I am endlessly hopeful. I taught high school English for over a decade, and every time a student would plagiarize or be rude or a policy was put into place that made no sense my reaction was always the same: incredulity. To really understand my intense hopefulness, let me elaborate.
At the start of my Macbeth unit, I had a cheer that I made my students do on day one.
“When I say Mac, you say Beth! Mac — ”
Of course, this was met with crickets. Why wouldn’t it be? It’s 7:15 in the morning. I’m trying to excite 17-year-olds who have been up since 2 a.m. on Snapchat. And yet, I stood there in front of my students, shocked and disappointed that no one was as excited as me to read Shakespeare.
The worst part of this anecdote is that I did this for over 10 years and not once did my hope waver that my students would participate in this cheer. I was hopeful that they would join in because my enthusiasm was too much to ignore. It’s stupid. What was I doing? When will I learn?
I inevitably would stand in front of the classroom begging, “Come on, guys. Please?” And some sweet child would take pity on her nerdy English teacher and gather the troops to do a really shitty version of the cheer.
I’d straighten up, confident again.
“When I say Mac, you say Beth! MAC!”
“Beth…” they groan in unison.
Of course, optimism is absolutely necessary in order to be a teacher, but friends, it has its drawbacks. It could also be that maybe my issue with all this idealism and hope is that it seeps into other parts of my life.
I’ve been applying for professor jobs across the country for a decade, and whenever I apply for a job that looks super-promising, I stupidly get on Redfin to see what houses cost and what schools are in certain neighborhoods that my child might attend.
This is lunacy.
Friends, if you know anything about how the academic job market is a dumpster fire hellscape, you understand why this is lunacy. And if I’m doing this for a job hunt that’s been going on for a decade, can you imagine how much hope and excitement I experience the week before my period shows up to remind me how my lady parts have failed yet again?
There’s only so many times you can cry in the bathroom at work and re-enter your classroom like all is fine before you decide it’s time to draw the line.
So, as I enter this final month of fertility treatments, I’m trying to hold back on the hope. I’m trying to not think “this is the month it happens.” I’m trying not to imagine tapping my husband on the shoulder and just crying tears of joy.
I’m not going to hope I can tell my son he’s going to be a brother. I’m trying not to think that if I get pregnant this month I’ll have a little Cancer on my hands come June 2021. I’m trying to not look up the character traits of a Cancer because what are the chances that this time it will work? The fertility specialist says less than eight percent.
My plan this month is to enjoy the treatments because acupuncture is fantastic. I’ll be keeping up this gluten-free-dairy-free-

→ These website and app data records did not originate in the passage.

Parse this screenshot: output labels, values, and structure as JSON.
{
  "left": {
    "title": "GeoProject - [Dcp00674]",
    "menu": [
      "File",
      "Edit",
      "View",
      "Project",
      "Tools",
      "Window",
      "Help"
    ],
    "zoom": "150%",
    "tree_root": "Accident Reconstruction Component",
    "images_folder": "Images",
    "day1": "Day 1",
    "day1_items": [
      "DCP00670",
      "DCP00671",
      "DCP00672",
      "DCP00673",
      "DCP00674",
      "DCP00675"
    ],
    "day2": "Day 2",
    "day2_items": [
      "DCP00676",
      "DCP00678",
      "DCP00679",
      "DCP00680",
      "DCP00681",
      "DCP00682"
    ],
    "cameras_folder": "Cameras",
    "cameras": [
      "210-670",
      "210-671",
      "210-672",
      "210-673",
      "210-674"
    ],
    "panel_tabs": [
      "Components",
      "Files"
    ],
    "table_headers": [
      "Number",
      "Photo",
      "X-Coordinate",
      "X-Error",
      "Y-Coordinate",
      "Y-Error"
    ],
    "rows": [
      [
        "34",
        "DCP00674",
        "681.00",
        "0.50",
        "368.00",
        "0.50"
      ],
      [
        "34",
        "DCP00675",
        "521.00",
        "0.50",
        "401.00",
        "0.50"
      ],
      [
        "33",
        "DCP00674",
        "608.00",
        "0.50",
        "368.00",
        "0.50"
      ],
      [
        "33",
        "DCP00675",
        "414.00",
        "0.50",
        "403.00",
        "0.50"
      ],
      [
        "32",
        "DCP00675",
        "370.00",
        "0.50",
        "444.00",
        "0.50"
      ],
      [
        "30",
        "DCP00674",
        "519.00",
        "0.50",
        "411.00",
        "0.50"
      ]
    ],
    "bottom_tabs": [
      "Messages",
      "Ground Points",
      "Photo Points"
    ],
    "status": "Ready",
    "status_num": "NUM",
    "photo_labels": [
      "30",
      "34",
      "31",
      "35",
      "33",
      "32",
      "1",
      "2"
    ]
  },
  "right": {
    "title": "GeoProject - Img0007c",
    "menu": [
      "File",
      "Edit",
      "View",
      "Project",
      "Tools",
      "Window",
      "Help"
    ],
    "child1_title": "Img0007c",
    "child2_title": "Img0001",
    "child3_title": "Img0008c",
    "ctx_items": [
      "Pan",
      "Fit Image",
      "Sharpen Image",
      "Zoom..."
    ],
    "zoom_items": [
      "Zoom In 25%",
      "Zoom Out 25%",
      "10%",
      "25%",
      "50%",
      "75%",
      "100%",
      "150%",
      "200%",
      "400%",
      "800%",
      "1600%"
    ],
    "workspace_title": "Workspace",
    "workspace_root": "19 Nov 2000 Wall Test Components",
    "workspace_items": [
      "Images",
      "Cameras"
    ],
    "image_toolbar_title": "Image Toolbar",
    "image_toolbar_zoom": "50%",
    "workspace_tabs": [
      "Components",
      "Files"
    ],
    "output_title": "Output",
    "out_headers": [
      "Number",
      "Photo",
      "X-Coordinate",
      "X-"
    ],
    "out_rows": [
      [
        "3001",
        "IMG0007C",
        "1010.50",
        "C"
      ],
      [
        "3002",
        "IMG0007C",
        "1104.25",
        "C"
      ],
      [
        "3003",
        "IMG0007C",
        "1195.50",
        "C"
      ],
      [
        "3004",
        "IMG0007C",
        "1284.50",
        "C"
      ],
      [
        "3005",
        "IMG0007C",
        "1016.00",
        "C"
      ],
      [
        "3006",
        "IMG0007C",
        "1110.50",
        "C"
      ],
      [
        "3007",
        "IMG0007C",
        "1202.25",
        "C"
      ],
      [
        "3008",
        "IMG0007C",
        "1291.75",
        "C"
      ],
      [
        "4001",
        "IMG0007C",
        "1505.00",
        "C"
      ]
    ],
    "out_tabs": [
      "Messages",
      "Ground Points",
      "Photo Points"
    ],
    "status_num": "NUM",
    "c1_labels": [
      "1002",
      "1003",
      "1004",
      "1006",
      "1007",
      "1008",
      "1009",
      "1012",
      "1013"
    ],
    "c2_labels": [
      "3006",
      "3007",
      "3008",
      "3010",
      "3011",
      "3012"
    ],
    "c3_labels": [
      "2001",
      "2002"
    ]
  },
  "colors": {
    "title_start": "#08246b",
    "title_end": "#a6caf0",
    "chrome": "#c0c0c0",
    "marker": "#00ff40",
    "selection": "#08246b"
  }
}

Here’s the thing: in my endless hopelessness, I hear those voices that say, “You know when you stop trying is when it happens.” I hear that and think, for just a short breath that maybe it will happen. Maybe I shouldn’t give up. This is the time the kids get excited about the Macbeth cheer. This is the job where I’ll need to know about neighborhoods, better check Redfin. The spiral happens quickly, my friends.
It really is hard to let go of that hope, and maybe not all of it has to be let go, but giving up is critical for me. I need to shut that fucking door. It’s been swinging open and shut for three years, and I’m tired of hearing it click open and having it damage the drywall. Every time my cycle has been a day late. Every hopeful pregnancy test. Every time my husband’s work schedule meant the timing was right that month has just chipped away what’s left of me.

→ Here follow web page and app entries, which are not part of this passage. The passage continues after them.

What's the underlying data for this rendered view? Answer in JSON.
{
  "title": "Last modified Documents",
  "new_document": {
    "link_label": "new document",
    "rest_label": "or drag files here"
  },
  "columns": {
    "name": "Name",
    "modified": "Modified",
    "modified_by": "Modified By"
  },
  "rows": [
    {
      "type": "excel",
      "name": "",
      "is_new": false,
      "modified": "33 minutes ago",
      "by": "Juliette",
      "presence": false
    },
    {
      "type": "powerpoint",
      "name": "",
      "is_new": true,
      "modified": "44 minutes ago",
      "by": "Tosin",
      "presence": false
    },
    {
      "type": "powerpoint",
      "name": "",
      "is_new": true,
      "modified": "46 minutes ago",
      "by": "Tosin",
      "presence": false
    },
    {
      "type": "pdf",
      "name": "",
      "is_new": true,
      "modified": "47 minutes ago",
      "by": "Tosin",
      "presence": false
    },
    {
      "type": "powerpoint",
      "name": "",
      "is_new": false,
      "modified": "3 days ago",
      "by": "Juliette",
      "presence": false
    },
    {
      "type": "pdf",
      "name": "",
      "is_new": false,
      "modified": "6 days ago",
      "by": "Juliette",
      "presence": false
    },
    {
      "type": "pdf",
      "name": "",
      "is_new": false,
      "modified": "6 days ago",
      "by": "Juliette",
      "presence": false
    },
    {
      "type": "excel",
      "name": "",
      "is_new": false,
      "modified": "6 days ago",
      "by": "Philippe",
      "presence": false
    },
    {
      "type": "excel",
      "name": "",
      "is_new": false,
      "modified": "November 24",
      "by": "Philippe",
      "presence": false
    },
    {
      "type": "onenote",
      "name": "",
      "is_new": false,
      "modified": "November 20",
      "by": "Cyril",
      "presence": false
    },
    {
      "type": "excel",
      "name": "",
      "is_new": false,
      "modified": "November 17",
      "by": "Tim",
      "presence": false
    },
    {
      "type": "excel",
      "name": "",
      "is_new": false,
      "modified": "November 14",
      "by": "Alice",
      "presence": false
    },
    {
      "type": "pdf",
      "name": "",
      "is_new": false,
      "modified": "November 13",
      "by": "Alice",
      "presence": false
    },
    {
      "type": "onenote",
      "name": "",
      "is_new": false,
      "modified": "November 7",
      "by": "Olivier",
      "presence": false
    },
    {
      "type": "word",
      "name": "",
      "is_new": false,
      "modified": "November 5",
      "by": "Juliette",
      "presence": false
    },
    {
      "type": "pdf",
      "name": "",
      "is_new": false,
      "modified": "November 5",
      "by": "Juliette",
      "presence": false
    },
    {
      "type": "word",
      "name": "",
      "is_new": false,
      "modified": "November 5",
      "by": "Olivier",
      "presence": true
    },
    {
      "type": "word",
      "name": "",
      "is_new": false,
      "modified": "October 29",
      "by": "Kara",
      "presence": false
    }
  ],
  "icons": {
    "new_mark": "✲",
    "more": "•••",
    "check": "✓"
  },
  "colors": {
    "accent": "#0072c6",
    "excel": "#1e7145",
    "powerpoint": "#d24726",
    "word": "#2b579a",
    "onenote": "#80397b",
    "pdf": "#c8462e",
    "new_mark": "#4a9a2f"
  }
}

One of the hardest parts of this whole experience has been grappling with the lack of control. My husband loves to remind me that I can’t force anything. Things will be what they are, and there isn’t much I can do about them. The fact of the matter is, if this month it doesn’t happen, I have to be ready to say goodbye to that image I created of children running around. I’ve got to let go of those big holiday dinners with my kids and their kids and their partners. The containers of baby clothes need to be removed from the attic. I have to let all of that go. It’s necessary though because the half-hopeful, half-depressed lady that roams the halls of this house has to move on for the sake of the other inhabitants and frankly for herself.
Being present as a mother and spouse is difficult. We are all pulled away from the moment by all the things: work, the news, a fucking pandemic, laundry, our parents, our siblings, our friends. I’ve not been at my best these past three years. I’ve been an absent mother worried about the next one that might never be. I’ve been an absent partner to my husband who deserves a wife who isn’t thinking that this is the time she got pregnant. That one felt like the one. He (and I) deserve intimacy that doesn’t have to be about the end result.

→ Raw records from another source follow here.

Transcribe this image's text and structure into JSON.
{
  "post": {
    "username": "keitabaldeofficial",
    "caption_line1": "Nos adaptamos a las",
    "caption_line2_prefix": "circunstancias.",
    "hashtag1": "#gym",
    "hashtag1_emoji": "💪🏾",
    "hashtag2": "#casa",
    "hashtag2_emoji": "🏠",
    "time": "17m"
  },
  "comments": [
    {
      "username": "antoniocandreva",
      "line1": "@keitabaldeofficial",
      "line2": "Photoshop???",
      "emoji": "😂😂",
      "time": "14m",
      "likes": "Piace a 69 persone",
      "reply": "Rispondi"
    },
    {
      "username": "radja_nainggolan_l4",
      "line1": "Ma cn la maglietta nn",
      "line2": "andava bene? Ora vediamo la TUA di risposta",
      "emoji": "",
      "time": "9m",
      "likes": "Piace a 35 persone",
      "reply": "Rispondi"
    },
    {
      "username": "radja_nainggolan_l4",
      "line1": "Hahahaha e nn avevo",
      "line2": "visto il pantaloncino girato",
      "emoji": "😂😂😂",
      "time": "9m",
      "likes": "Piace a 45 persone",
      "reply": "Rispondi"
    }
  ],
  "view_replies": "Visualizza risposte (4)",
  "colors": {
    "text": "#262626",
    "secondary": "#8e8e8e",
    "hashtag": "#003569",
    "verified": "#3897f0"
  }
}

So, every day of this last month of treatment, I’ll be working on gratitude for the beautiful family I already have. Finding the positives in what not having another baby might look like for all of us. In preparing to let go of what might have been. In so many ways, I’ll have to think about ways I’ve not failed to give my son this one thing that I wanted to gift him so badly while simultaneously reminding myself of all the gifts I’ve already given him. But mostly this month will be about mourning what I never had to lose while still letting a small dose of hope gently tugging at me for the last time as I wait for one more little miracle.